What the task requires | What lines of the data below hold the string "section"? Copy each one.

Given entries |
------------------------
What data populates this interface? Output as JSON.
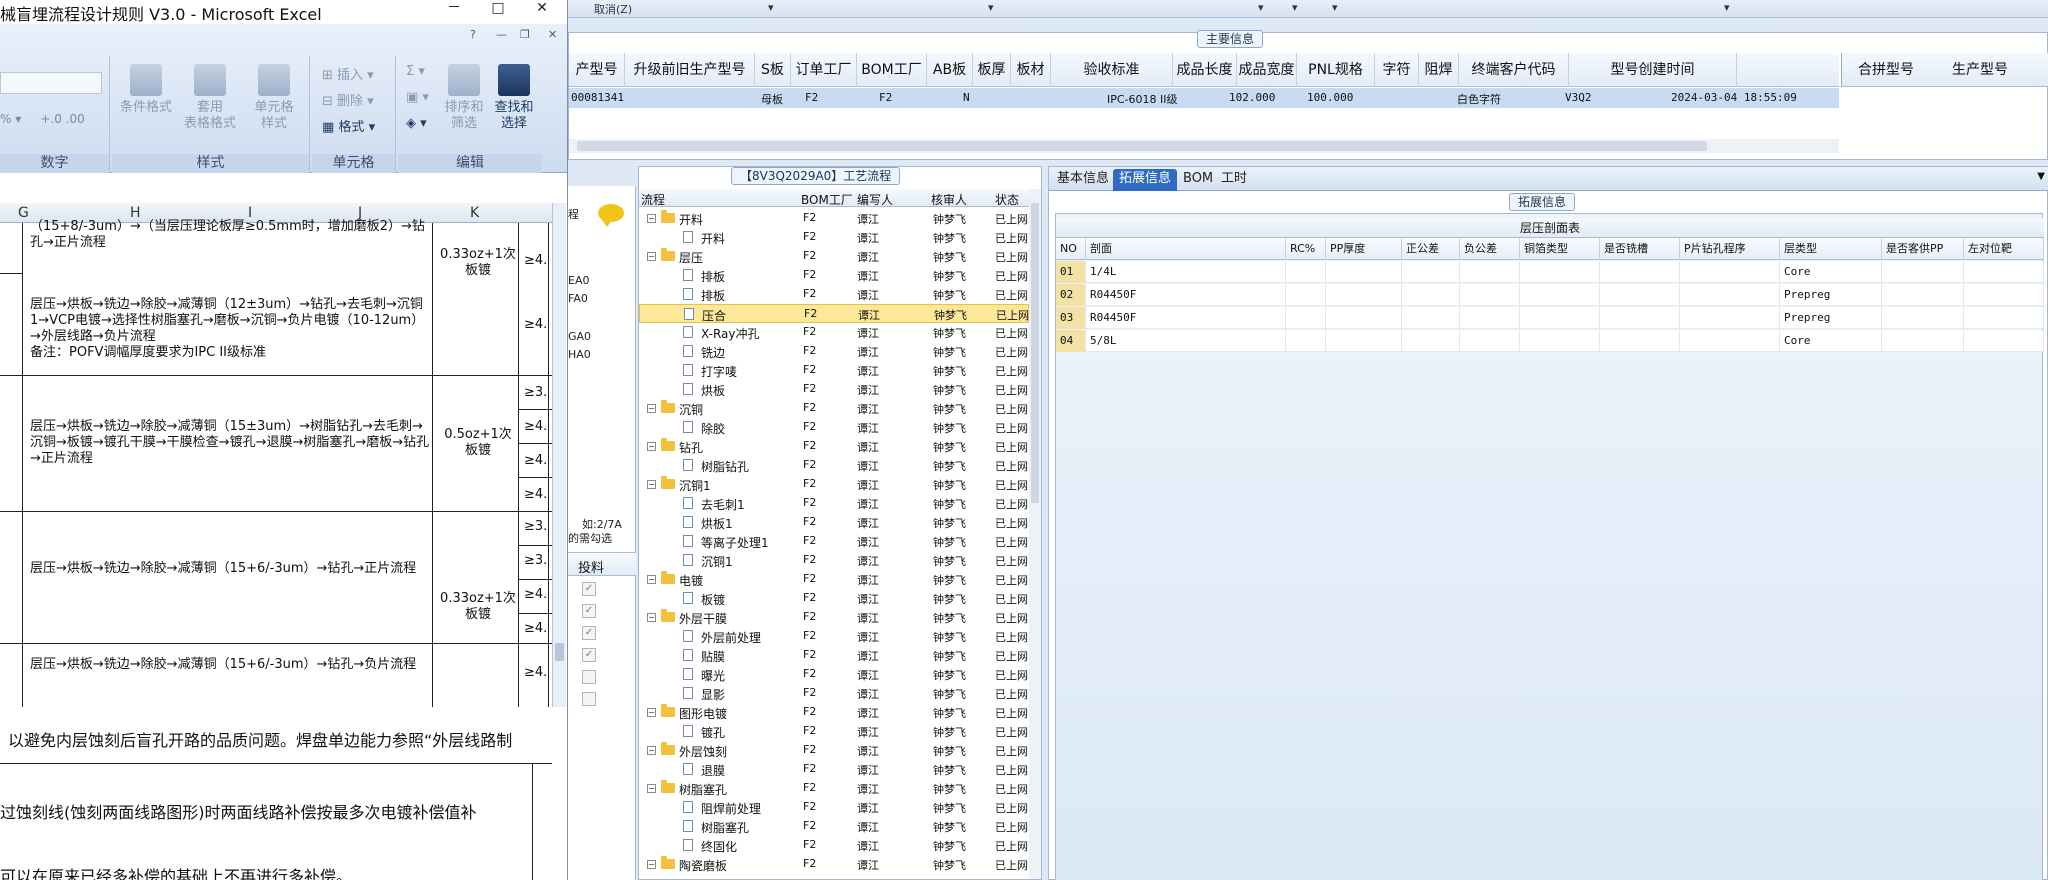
{
  "excel": {
    "title": "械盲埋流程设计规则 V3.0 - Microsoft Excel",
    "window_buttons": [
      "－",
      "□",
      "✕"
    ],
    "ribbon": {
      "groups": [
        {
          "name": "数字"
        },
        {
          "name": "样式",
          "buttons": [
            "条件格式",
            "套用\n表格格式",
            "单元格\n样式"
          ]
        },
        {
          "name": "单元格",
          "buttons": [
            "插入",
            "删除",
            "格式"
          ]
        },
        {
          "name": "编辑",
          "buttons": [
            "排序和\n筛选",
            "查找和\n选择"
          ]
        }
      ],
      "sum_symbol": "Σ",
      "percent": "% ▾",
      "decimal": "+.0 .00"
    },
    "columns": [
      "G",
      "H",
      "I",
      "J",
      "K"
    ],
    "rows": [
      {
        "process": "（15+8/-3um）→（当层压理论板厚≥0.5mm时，增加磨板2）→钻孔→正片流程",
        "copper": "0.33oz+1次板镀",
        "req": "≥4."
      },
      {
        "process": "层压→烘板→铣边→除胶→减薄铜（12±3um）→钻孔→去毛刺→沉铜1→VCP电镀→选择性树脂塞孔→磨板→沉铜→负片电镀（10-12um）→外层线路→负片流程\n备注：POFV调幅厚度要求为IPC II级标准",
        "copper": "",
        "req": "≥4."
      },
      {
        "process": "层压→烘板→铣边→除胶→减薄铜（15±3um）→树脂钻孔→去毛刺→沉铜→板镀→镀孔干膜→干膜检查→镀孔→退膜→树脂塞孔→磨板→钻孔→正片流程",
        "copper": "0.5oz+1次板镀",
        "req": [
          "≥3.",
          "≥4.",
          "≥4.",
          "≥4."
        ]
      },
      {
        "process": "层压→烘板→铣边→除胶→减薄铜（15+6/-3um）→钻孔→正片流程",
        "copper": "0.33oz+1次板镀",
        "req": [
          "≥3.",
          "≥3.",
          "≥4.",
          "≥4."
        ]
      },
      {
        "process": "层压→烘板→铣边→除胶→减薄铜（15+6/-3um）→钻孔→负片流程",
        "copper": "",
        "req": "≥4."
      }
    ],
    "notes": [
      "以避免内层蚀刻后盲孔开路的品质问题。焊盘单边能力参照“外层线路制",
      "过蚀刻线(蚀刻两面线路图形)时两面线路补偿按最多次电镀补偿值补",
      "可以在原来已经多补偿的基础上不再进行多补偿。"
    ]
  },
  "erp": {
    "toolbar": {
      "undo_label": "取消(Z)"
    },
    "main_info": {
      "caption": "主要信息",
      "columns": [
        "产型号",
        "升级前旧生产型号",
        "S板",
        "订单工厂",
        "BOM工厂",
        "AB板",
        "板厚",
        "板材",
        "验收标准",
        "成品长度",
        "成品宽度",
        "PNL规格",
        "字符",
        "阻焊",
        "终端客户代码",
        "型号创建时间"
      ],
      "side_columns": [
        "合拼型号",
        "生产型号"
      ],
      "row": {
        "model": "00081341",
        "s_board": "母板",
        "order_factory": "F2",
        "bom_factory": "F2",
        "ab_board": "N",
        "acceptance": "IPC-6018 II级",
        "length": "102.000",
        "width": "100.000",
        "char": "白色字符",
        "customer": "V3Q2",
        "created": "2024-03-04 18:55:09"
      }
    },
    "side_list": {
      "items": [
        "EA0",
        "FA0",
        "GA0",
        "HA0"
      ],
      "hint1": "如:2/7A",
      "hint2": "的需勾选",
      "col_header": "投料",
      "checks": [
        true,
        true,
        true,
        true,
        false,
        false
      ]
    },
    "process": {
      "caption": "【8V3Q2029A0】工艺流程",
      "columns": [
        "流程",
        "BOM工厂",
        "编写人",
        "核审人",
        "状态"
      ],
      "rows": [
        {
          "name": "开料",
          "type": "folder",
          "factory": "F2",
          "writer": "谭江",
          "reviewer": "钟梦飞",
          "status": "已上网"
        },
        {
          "name": "开料",
          "type": "doc",
          "factory": "F2",
          "writer": "谭江",
          "reviewer": "钟梦飞",
          "status": "已上网"
        },
        {
          "name": "层压",
          "type": "folder",
          "factory": "F2",
          "writer": "谭江",
          "reviewer": "钟梦飞",
          "status": "已上网"
        },
        {
          "name": "排板",
          "type": "doc",
          "factory": "F2",
          "writer": "谭江",
          "reviewer": "钟梦飞",
          "status": "已上网"
        },
        {
          "name": "排板",
          "type": "doc",
          "factory": "F2",
          "writer": "谭江",
          "reviewer": "钟梦飞",
          "status": "已上网"
        },
        {
          "name": "压合",
          "type": "doc",
          "factory": "F2",
          "writer": "谭江",
          "reviewer": "钟梦飞",
          "status": "已上网",
          "selected": true
        },
        {
          "name": "X-Ray冲孔",
          "type": "doc",
          "factory": "F2",
          "writer": "谭江",
          "reviewer": "钟梦飞",
          "status": "已上网"
        },
        {
          "name": "铣边",
          "type": "doc",
          "factory": "F2",
          "writer": "谭江",
          "reviewer": "钟梦飞",
          "status": "已上网"
        },
        {
          "name": "打字唛",
          "type": "doc",
          "factory": "F2",
          "writer": "谭江",
          "reviewer": "钟梦飞",
          "status": "已上网"
        },
        {
          "name": "烘板",
          "type": "doc",
          "factory": "F2",
          "writer": "谭江",
          "reviewer": "钟梦飞",
          "status": "已上网"
        },
        {
          "name": "沉铜",
          "type": "folder",
          "factory": "F2",
          "writer": "谭江",
          "reviewer": "钟梦飞",
          "status": "已上网"
        },
        {
          "name": "除胶",
          "type": "doc",
          "factory": "F2",
          "writer": "谭江",
          "reviewer": "钟梦飞",
          "status": "已上网"
        },
        {
          "name": "钻孔",
          "type": "folder",
          "factory": "F2",
          "writer": "谭江",
          "reviewer": "钟梦飞",
          "status": "已上网"
        },
        {
          "name": "树脂钻孔",
          "type": "doc",
          "factory": "F2",
          "writer": "谭江",
          "reviewer": "钟梦飞",
          "status": "已上网"
        },
        {
          "name": "沉铜1",
          "type": "folder",
          "factory": "F2",
          "writer": "谭江",
          "reviewer": "钟梦飞",
          "status": "已上网"
        },
        {
          "name": "去毛刺1",
          "type": "doc",
          "factory": "F2",
          "writer": "谭江",
          "reviewer": "钟梦飞",
          "status": "已上网"
        },
        {
          "name": "烘板1",
          "type": "doc",
          "factory": "F2",
          "writer": "谭江",
          "reviewer": "钟梦飞",
          "status": "已上网"
        },
        {
          "name": "等离子处理1",
          "type": "doc",
          "factory": "F2",
          "writer": "谭江",
          "reviewer": "钟梦飞",
          "status": "已上网"
        },
        {
          "name": "沉铜1",
          "type": "doc",
          "factory": "F2",
          "writer": "谭江",
          "reviewer": "钟梦飞",
          "status": "已上网"
        },
        {
          "name": "电镀",
          "type": "folder",
          "factory": "F2",
          "writer": "谭江",
          "reviewer": "钟梦飞",
          "status": "已上网"
        },
        {
          "name": "板镀",
          "type": "doc",
          "factory": "F2",
          "writer": "谭江",
          "reviewer": "钟梦飞",
          "status": "已上网"
        },
        {
          "name": "外层干膜",
          "type": "folder",
          "factory": "F2",
          "writer": "谭江",
          "reviewer": "钟梦飞",
          "status": "已上网"
        },
        {
          "name": "外层前处理",
          "type": "doc",
          "factory": "F2",
          "writer": "谭江",
          "reviewer": "钟梦飞",
          "status": "已上网"
        },
        {
          "name": "贴膜",
          "type": "doc",
          "factory": "F2",
          "writer": "谭江",
          "reviewer": "钟梦飞",
          "status": "已上网"
        },
        {
          "name": "曝光",
          "type": "doc",
          "factory": "F2",
          "writer": "谭江",
          "reviewer": "钟梦飞",
          "status": "已上网"
        },
        {
          "name": "显影",
          "type": "doc",
          "factory": "F2",
          "writer": "谭江",
          "reviewer": "钟梦飞",
          "status": "已上网"
        },
        {
          "name": "图形电镀",
          "type": "folder",
          "factory": "F2",
          "writer": "谭江",
          "reviewer": "钟梦飞",
          "status": "已上网"
        },
        {
          "name": "镀孔",
          "type": "doc",
          "factory": "F2",
          "writer": "谭江",
          "reviewer": "钟梦飞",
          "status": "已上网"
        },
        {
          "name": "外层蚀刻",
          "type": "folder",
          "factory": "F2",
          "writer": "谭江",
          "reviewer": "钟梦飞",
          "status": "已上网"
        },
        {
          "name": "退膜",
          "type": "doc",
          "factory": "F2",
          "writer": "谭江",
          "reviewer": "钟梦飞",
          "status": "已上网"
        },
        {
          "name": "树脂塞孔",
          "type": "folder",
          "factory": "F2",
          "writer": "谭江",
          "reviewer": "钟梦飞",
          "status": "已上网"
        },
        {
          "name": "阻焊前处理",
          "type": "doc",
          "factory": "F2",
          "writer": "谭江",
          "reviewer": "钟梦飞",
          "status": "已上网"
        },
        {
          "name": "树脂塞孔",
          "type": "doc",
          "factory": "F2",
          "writer": "谭江",
          "reviewer": "钟梦飞",
          "status": "已上网"
        },
        {
          "name": "终固化",
          "type": "doc",
          "factory": "F2",
          "writer": "谭江",
          "reviewer": "钟梦飞",
          "status": "已上网"
        },
        {
          "name": "陶瓷磨板",
          "type": "folder",
          "factory": "F2",
          "writer": "谭江",
          "reviewer": "钟梦飞",
          "status": "已上网"
        }
      ]
    },
    "detail": {
      "tabs": [
        "基本信息",
        "拓展信息",
        "BOM",
        "工时"
      ],
      "active_tab": 1,
      "caption": "拓展信息",
      "table_title": "层压剖面表",
      "columns": [
        "NO",
        "剖面",
        "RC%",
        "PP厚度",
        "正公差",
        "负公差",
        "铜箔类型",
        "是否铣槽",
        "P片钻孔程序",
        "层类型",
        "是否客供PP",
        "左对位靶"
      ],
      "rows": [
        {
          "no": "01",
          "section": "1/4L",
          "layer_type": "Core"
        },
        {
          "no": "02",
          "section": "R04450F",
          "layer_type": "Prepreg"
        },
        {
          "no": "03",
          "section": "R04450F",
          "layer_type": "Prepreg"
        },
        {
          "no": "04",
          "section": "5/8L",
          "layer_type": "Core"
        }
      ]
    },
    "colors": {
      "accent": "#2f6bc2",
      "selection": "#fde89a",
      "row_highlight": "#c7dcf3"
    }
  }
}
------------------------
Solution to this task |
          "section": "1/4L",
          "section": "R04450F",
          "section": "R04450F",
          "section": "5/8L",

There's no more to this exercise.